Choosing the Right Landlord Insurance
Selecting the right landlord insurance policy is a critical decision that can significantly impact your financial security as a property owner. To ensure you have the coverage you need, consider these necessary steps when making your choice:
Assess Your Needs
Begin by evaluating your specific needs and circumstances. Every property and landlord is unique; your insurance policy should reflect that. Consider the following factors:
- Property Type: Assess the type of property you own. Is it a single-family home, a multi-unit building, or a condominium? The type of property can influence the coverage you require.
- Location: The location of your property matters. Different areas may be prone to specific risks, such as flooding or earthquakes. Understanding your property’s geographical risk factors is essential.
- Risks: Identify potential risks associated with your property. These could include weather-related events, vandalism, or even risks related to your tenants. Understanding these risks will help you tailor your coverage.
Don’t settle for the first insurance policy you come across. Instead, obtain quotes from multiple insurance providers. Compare the coverage options, premiums, and deductibles offered by different insurers. Shopping around allows you to find the best value for your specific needs.
Read the Fine Print
Once you’ve gathered insurance quotes, it’s time to investigate the details. Carefully review the policy terms, conditions, and exclusions. Here are some critical aspects to look for:
- Coverage Limits: Understand the maximum amount the policy will pay for various claims. Ensure these limits align with the value of your property and potential liabilities.
- Exclusions: Pay close attention to what the policy does not cover. Common exclusions include wear and tear, intentional tenant damage, or certain types of natural disasters. Knowing these exclusions can help you plan for additional coverage if necessary.
- Deductibles: Determine the deductible amounts for different types of claims. A higher deductible can lower your premiums, but it also means you’ll have to pay more out of pocket in the event of a claim.
Consider Additional Coverage
Depending on your property and location, you may need additional coverage beyond the standard landlord insurance policy. Consider the following:
- Flood Insurance: If your property is in a flood-prone area, standard insurance policies often do not cover flood damage. Purchasing separate flood insurance is essential in such cases.
- Earthquake Insurance: Earthquake coverage is typically not included in standard policies. If you’re in an earthquake-prone region, explore earthquake insurance options.
- Loss of Rent Insurance: While some standard policies offer coverage for loss of rental income during repairs, you may need additional coverage if your property is likely to be vacant for extended periods.
Your Texas Commercial property insurance needs can evolve as your property and circumstances change. Reviewing your insurance policy annually is advisable to ensure it still provides adequate coverage. Consider factors like property value changes, new risks, or modifications to your property that might affect coverage requirements.

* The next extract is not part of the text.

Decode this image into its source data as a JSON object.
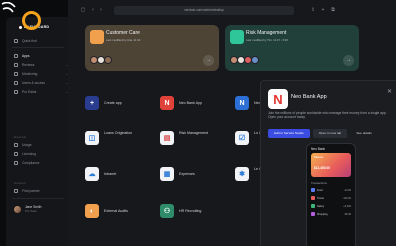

Landlord insurance is vital for property owners, offering protection against various risks associated with renting out your property. By understanding what landlord insurance covers and taking the necessary steps to choose the right policy, you can safeguard your investment, mitigate risks, and enjoy peace of mind as a landlord. Remember that each insurance policy is unique, so it’s essential to consult with insurance professionals to tailor coverage to your specific needs and circumstances. With the right insurance, you can confidently navigate the challenges and opportunities of being a land